Work instruction: Where the lines below hold images, skip those and copy every word exactly.

Given records:
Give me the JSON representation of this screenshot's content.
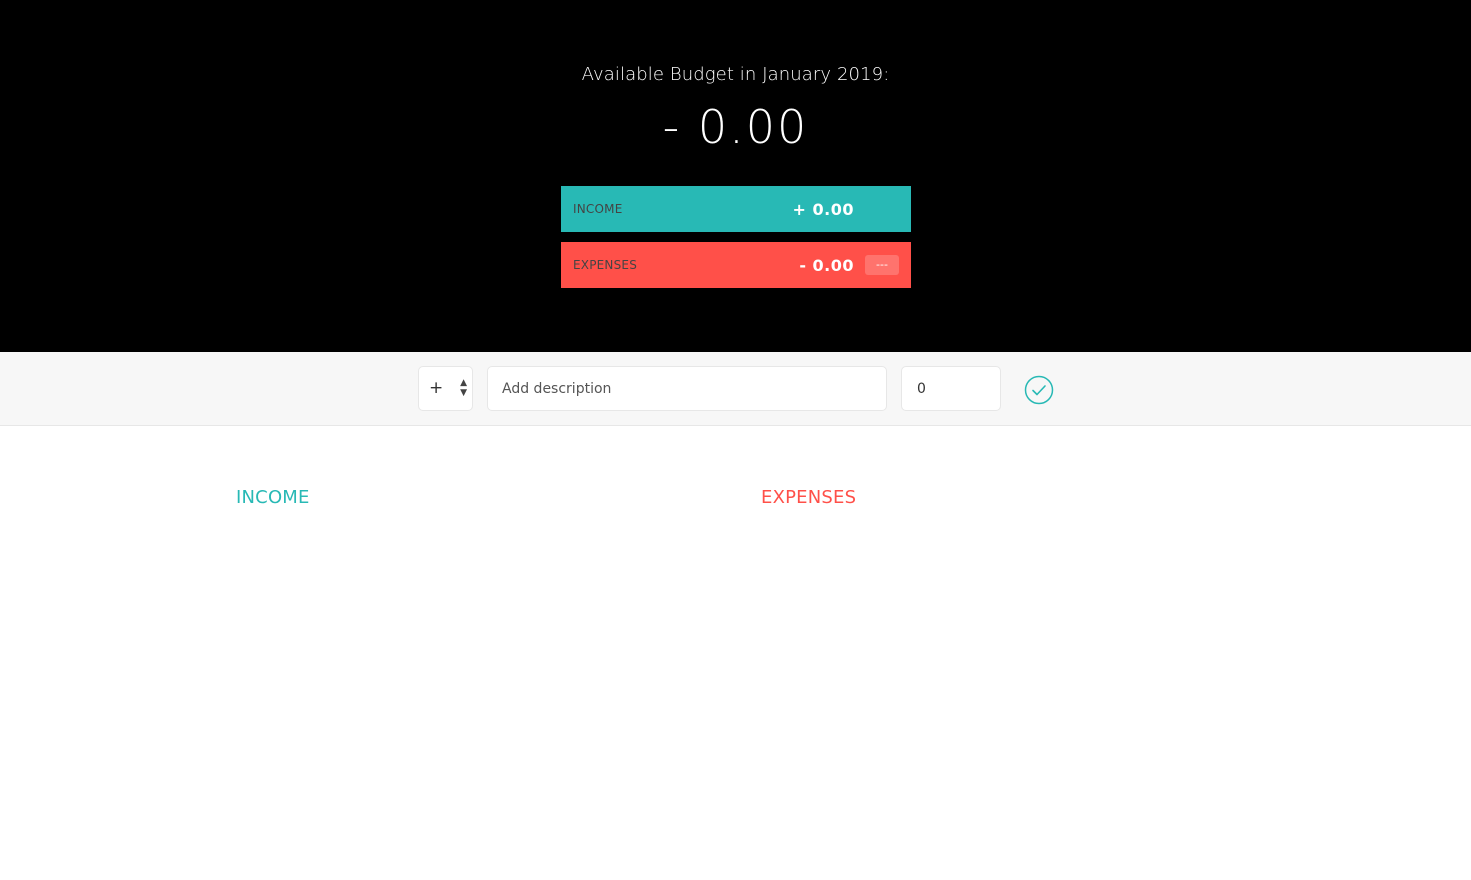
{
  "budget": {
    "title": "Available Budget in January 2019:",
    "value": "- 0.00",
    "income": {
      "label": "INCOME",
      "value": "+ 0.00"
    },
    "expenses": {
      "label": "EXPENSES",
      "value": "- 0.00",
      "percentage": "---"
    }
  },
  "add": {
    "type_value": "+",
    "type_arrows": "▲▼",
    "description_placeholder": "Add description",
    "value": "0",
    "submit_icon": "check-circle-icon"
  },
  "lists": {
    "income_title": "INCOME",
    "expenses_title": "EXPENSES"
  },
  "colors": {
    "income": "#28b9b5",
    "expenses": "#ff5049",
    "header_bg": "#000000"
  }
}
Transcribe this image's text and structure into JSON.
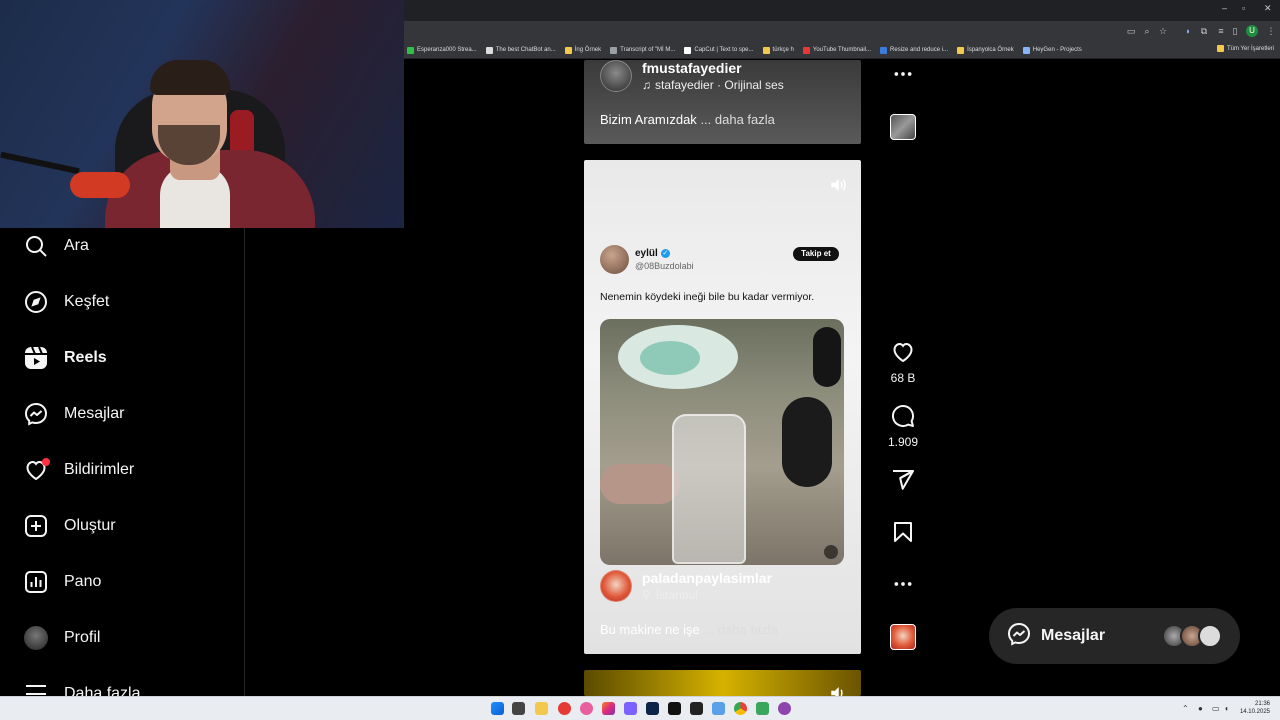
{
  "browser": {
    "bookmarks": [
      {
        "label": "Esperanza000 Strea...",
        "color": "#2fbf4a"
      },
      {
        "label": "The best ChatBot an...",
        "color": "#dddddd"
      },
      {
        "label": "İng Örnek",
        "color": "#f2c94c"
      },
      {
        "label": "Transcript of \"Mİ M...",
        "color": "#9aa0a6"
      },
      {
        "label": "CapCut | Text to spe...",
        "color": "#ffffff"
      },
      {
        "label": "türkçe h",
        "color": "#f2c94c"
      },
      {
        "label": "YouTube Thumbnail...",
        "color": "#e53935"
      },
      {
        "label": "Resize and reduce i...",
        "color": "#3b7ddd"
      },
      {
        "label": "İspanyolca Örnek",
        "color": "#f2c94c"
      },
      {
        "label": "HeyGen - Projects",
        "color": "#8ab4f8"
      }
    ],
    "all_bookmarks": "Tüm Yer İşaretleri",
    "profile_initial": "U"
  },
  "sidebar": {
    "items": [
      {
        "label": "Ara",
        "icon": "search-icon"
      },
      {
        "label": "Keşfet",
        "icon": "compass-icon"
      },
      {
        "label": "Reels",
        "icon": "reels-icon"
      },
      {
        "label": "Mesajlar",
        "icon": "messenger-icon"
      },
      {
        "label": "Bildirimler",
        "icon": "heart-icon"
      },
      {
        "label": "Oluştur",
        "icon": "plus-square-icon"
      },
      {
        "label": "Pano",
        "icon": "dashboard-icon"
      },
      {
        "label": "Profil",
        "icon": "avatar"
      },
      {
        "label": "Daha fazla",
        "icon": "menu-icon"
      }
    ]
  },
  "reel_top": {
    "author": "fmustafayedier",
    "audio": "stafayedier · Orijinal ses",
    "caption": "Bizim Aramızdak",
    "more": "... daha fazla"
  },
  "reel_main": {
    "tweet": {
      "name": "eylül",
      "handle": "@08Buzdolabi",
      "follow": "Takip et",
      "text": "Nenemin köydeki ineği bile bu kadar vermiyor."
    },
    "author": "paladanpaylasimlar",
    "location": "İstanbul",
    "caption": "Bu makine ne işe",
    "more": "... daha fazla"
  },
  "actions": {
    "likes": "68 B",
    "comments": "1.909"
  },
  "messages_pill": {
    "label": "Mesajlar"
  },
  "taskbar": {
    "time": "21:36",
    "date": "14.10.2025"
  },
  "colors": {
    "accent_red": "#ff3040",
    "background": "#000000"
  }
}
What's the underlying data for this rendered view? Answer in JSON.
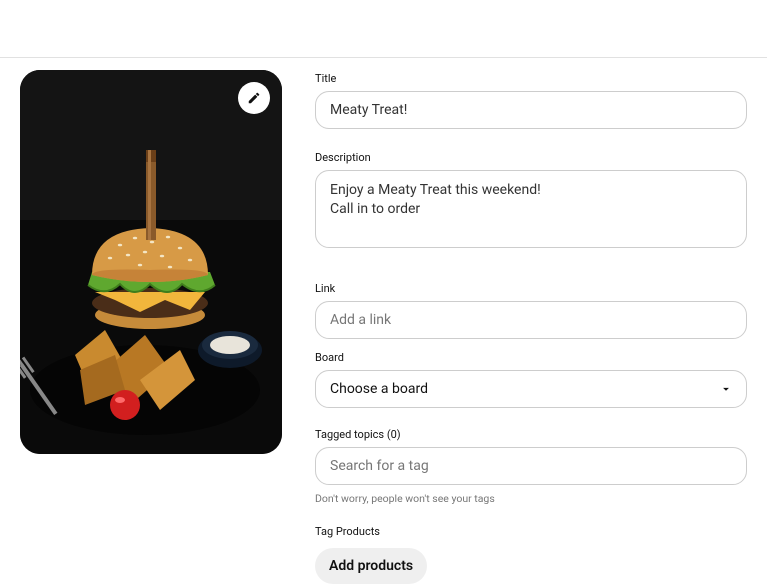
{
  "fields": {
    "title": {
      "label": "Title",
      "value": "Meaty Treat!"
    },
    "description": {
      "label": "Description",
      "value": "Enjoy a Meaty Treat this weekend!\nCall in to order"
    },
    "link": {
      "label": "Link",
      "placeholder": "Add a link"
    },
    "board": {
      "label": "Board",
      "selected": "Choose a board"
    },
    "tagged_topics": {
      "label": "Tagged topics (0)",
      "placeholder": "Search for a tag",
      "helper": "Don't worry, people won't see your tags"
    },
    "tag_products": {
      "label": "Tag Products",
      "button": "Add products"
    }
  },
  "icons": {
    "edit": "pencil-icon",
    "chevron": "chevron-down-icon"
  }
}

Solution:
Give me the JSON representation of this screenshot's content.
{
  "budget": {
    "title": "Available Budget in January 2019:",
    "value": "- 0.00",
    "income": {
      "label": "INCOME",
      "value": "+ 0.00"
    },
    "expenses": {
      "label": "EXPENSES",
      "value": "- 0.00",
      "percentage": "---"
    }
  },
  "add": {
    "type_value": "+",
    "type_arrows": "▲▼",
    "description_placeholder": "Add description",
    "value": "0",
    "submit_icon": "check-circle-icon"
  },
  "lists": {
    "income_title": "INCOME",
    "expenses_title": "EXPENSES"
  },
  "colors": {
    "income": "#28b9b5",
    "expenses": "#ff5049",
    "header_bg": "#000000"
  }
}
Transcribe this image's text and structure into JSON.
{
  "browser": {
    "bookmarks": [
      {
        "label": "Esperanza000 Strea...",
        "color": "#2fbf4a"
      },
      {
        "label": "The best ChatBot an...",
        "color": "#dddddd"
      },
      {
        "label": "İng Örnek",
        "color": "#f2c94c"
      },
      {
        "label": "Transcript of \"Mİ M...",
        "color": "#9aa0a6"
      },
      {
        "label": "CapCut | Text to spe...",
        "color": "#ffffff"
      },
      {
        "label": "türkçe h",
        "color": "#f2c94c"
      },
      {
        "label": "YouTube Thumbnail...",
        "color": "#e53935"
      },
      {
        "label": "Resize and reduce i...",
        "color": "#3b7ddd"
      },
      {
        "label": "İspanyolca Örnek",
        "color": "#f2c94c"
      },
      {
        "label": "HeyGen - Projects",
        "color": "#8ab4f8"
      }
    ],
    "all_bookmarks": "Tüm Yer İşaretleri",
    "profile_initial": "U"
  },
  "sidebar": {
    "items": [
      {
        "label": "Ara",
        "icon": "search-icon"
      },
      {
        "label": "Keşfet",
        "icon": "compass-icon"
      },
      {
        "label": "Reels",
        "icon": "reels-icon"
      },
      {
        "label": "Mesajlar",
        "icon": "messenger-icon"
      },
      {
        "label": "Bildirimler",
        "icon": "heart-icon"
      },
      {
        "label": "Oluştur",
        "icon": "plus-square-icon"
      },
      {
        "label": "Pano",
        "icon": "dashboard-icon"
      },
      {
        "label": "Profil",
        "icon": "avatar"
      },
      {
        "label": "Daha fazla",
        "icon": "menu-icon"
      }
    ]
  },
  "reel_top": {
    "author": "fmustafayedier",
    "audio": "stafayedier · Orijinal ses",
    "caption": "Bizim Aramızdak",
    "more": "... daha fazla"
  },
  "reel_main": {
    "tweet": {
      "name": "eylül",
      "handle": "@08Buzdolabi",
      "follow": "Takip et",
      "text": "Nenemin köydeki ineği bile bu kadar vermiyor."
    },
    "author": "paladanpaylasimlar",
    "location": "İstanbul",
    "caption": "Bu makine ne işe",
    "more": "... daha fazla"
  },
  "actions": {
    "likes": "68 B",
    "comments": "1.909"
  },
  "messages_pill": {
    "label": "Mesajlar"
  },
  "taskbar": {
    "time": "21:36",
    "date": "14.10.2025"
  },
  "colors": {
    "accent_red": "#ff3040",
    "background": "#000000"
  }
}
What's the underlying data for this rendered view? Answer in JSON.
{
  "fields": {
    "title": {
      "label": "Title",
      "value": "Meaty Treat!"
    },
    "description": {
      "label": "Description",
      "value": "Enjoy a Meaty Treat this weekend!\nCall in to order"
    },
    "link": {
      "label": "Link",
      "placeholder": "Add a link"
    },
    "board": {
      "label": "Board",
      "selected": "Choose a board"
    },
    "tagged_topics": {
      "label": "Tagged topics (0)",
      "placeholder": "Search for a tag",
      "helper": "Don't worry, people won't see your tags"
    },
    "tag_products": {
      "label": "Tag Products",
      "button": "Add products"
    }
  },
  "icons": {
    "edit": "pencil-icon",
    "chevron": "chevron-down-icon"
  }
}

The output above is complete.